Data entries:
Start of Block
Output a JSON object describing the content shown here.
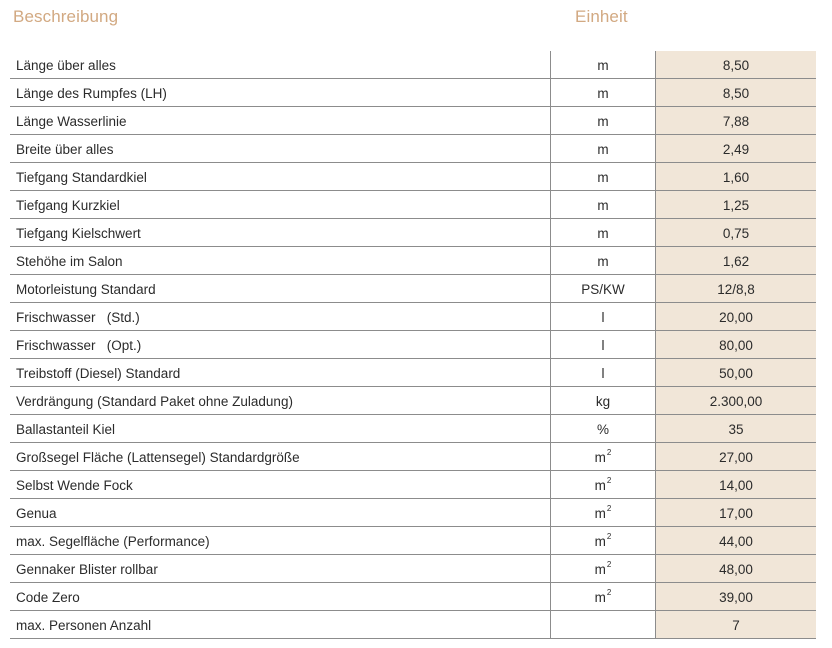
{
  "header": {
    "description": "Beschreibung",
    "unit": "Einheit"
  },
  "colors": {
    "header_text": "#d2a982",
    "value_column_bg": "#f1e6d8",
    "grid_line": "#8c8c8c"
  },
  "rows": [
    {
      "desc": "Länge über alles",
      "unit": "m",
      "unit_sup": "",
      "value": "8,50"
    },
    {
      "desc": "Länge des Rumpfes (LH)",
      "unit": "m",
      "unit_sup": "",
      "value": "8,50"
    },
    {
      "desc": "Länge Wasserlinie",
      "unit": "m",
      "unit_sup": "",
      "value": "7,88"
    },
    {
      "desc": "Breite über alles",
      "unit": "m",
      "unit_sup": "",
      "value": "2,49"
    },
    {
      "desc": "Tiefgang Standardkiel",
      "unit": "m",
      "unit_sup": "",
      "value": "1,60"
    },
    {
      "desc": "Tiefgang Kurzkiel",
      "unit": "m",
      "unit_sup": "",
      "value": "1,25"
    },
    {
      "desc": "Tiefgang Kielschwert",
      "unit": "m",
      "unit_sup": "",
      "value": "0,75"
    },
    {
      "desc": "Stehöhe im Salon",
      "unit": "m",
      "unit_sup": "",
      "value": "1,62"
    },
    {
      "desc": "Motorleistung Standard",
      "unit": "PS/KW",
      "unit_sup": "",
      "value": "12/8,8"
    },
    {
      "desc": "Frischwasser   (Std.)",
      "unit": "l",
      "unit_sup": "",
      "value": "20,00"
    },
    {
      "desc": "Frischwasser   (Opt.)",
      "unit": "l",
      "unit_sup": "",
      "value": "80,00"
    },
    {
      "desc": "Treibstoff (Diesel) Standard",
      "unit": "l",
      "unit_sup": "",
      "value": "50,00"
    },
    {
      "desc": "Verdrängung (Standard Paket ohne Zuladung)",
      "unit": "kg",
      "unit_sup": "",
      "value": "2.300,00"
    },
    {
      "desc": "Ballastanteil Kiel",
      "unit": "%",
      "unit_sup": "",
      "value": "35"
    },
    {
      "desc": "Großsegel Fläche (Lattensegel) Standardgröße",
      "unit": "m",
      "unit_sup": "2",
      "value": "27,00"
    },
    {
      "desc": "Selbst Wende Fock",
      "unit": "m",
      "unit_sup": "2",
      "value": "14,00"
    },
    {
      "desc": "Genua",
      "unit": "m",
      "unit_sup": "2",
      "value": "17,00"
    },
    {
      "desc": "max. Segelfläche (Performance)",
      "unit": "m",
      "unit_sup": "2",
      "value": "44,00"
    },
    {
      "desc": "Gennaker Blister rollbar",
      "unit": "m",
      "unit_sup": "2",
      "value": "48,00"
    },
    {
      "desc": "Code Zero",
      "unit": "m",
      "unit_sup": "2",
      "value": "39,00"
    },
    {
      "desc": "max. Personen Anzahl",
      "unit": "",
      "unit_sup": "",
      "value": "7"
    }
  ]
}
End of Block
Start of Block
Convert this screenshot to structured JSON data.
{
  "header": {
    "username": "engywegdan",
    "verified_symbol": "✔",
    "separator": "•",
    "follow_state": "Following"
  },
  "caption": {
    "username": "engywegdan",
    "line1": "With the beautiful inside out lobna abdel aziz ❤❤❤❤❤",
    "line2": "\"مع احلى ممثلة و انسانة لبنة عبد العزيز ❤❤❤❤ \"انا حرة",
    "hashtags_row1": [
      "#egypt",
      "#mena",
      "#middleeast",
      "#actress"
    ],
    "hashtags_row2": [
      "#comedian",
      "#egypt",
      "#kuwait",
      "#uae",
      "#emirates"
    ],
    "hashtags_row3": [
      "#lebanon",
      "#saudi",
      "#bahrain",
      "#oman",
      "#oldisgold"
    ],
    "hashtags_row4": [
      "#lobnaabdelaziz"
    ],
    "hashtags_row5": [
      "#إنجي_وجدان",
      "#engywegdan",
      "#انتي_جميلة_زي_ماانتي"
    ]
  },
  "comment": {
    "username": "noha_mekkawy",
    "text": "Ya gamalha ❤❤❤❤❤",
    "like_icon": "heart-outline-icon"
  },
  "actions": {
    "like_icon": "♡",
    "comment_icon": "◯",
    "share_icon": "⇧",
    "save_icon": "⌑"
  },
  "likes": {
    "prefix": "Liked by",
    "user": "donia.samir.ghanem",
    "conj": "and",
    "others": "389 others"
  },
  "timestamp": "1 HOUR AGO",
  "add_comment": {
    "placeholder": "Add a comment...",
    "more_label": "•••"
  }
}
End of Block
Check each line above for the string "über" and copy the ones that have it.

      "desc": "Länge über alles",
      "desc": "Breite über alles",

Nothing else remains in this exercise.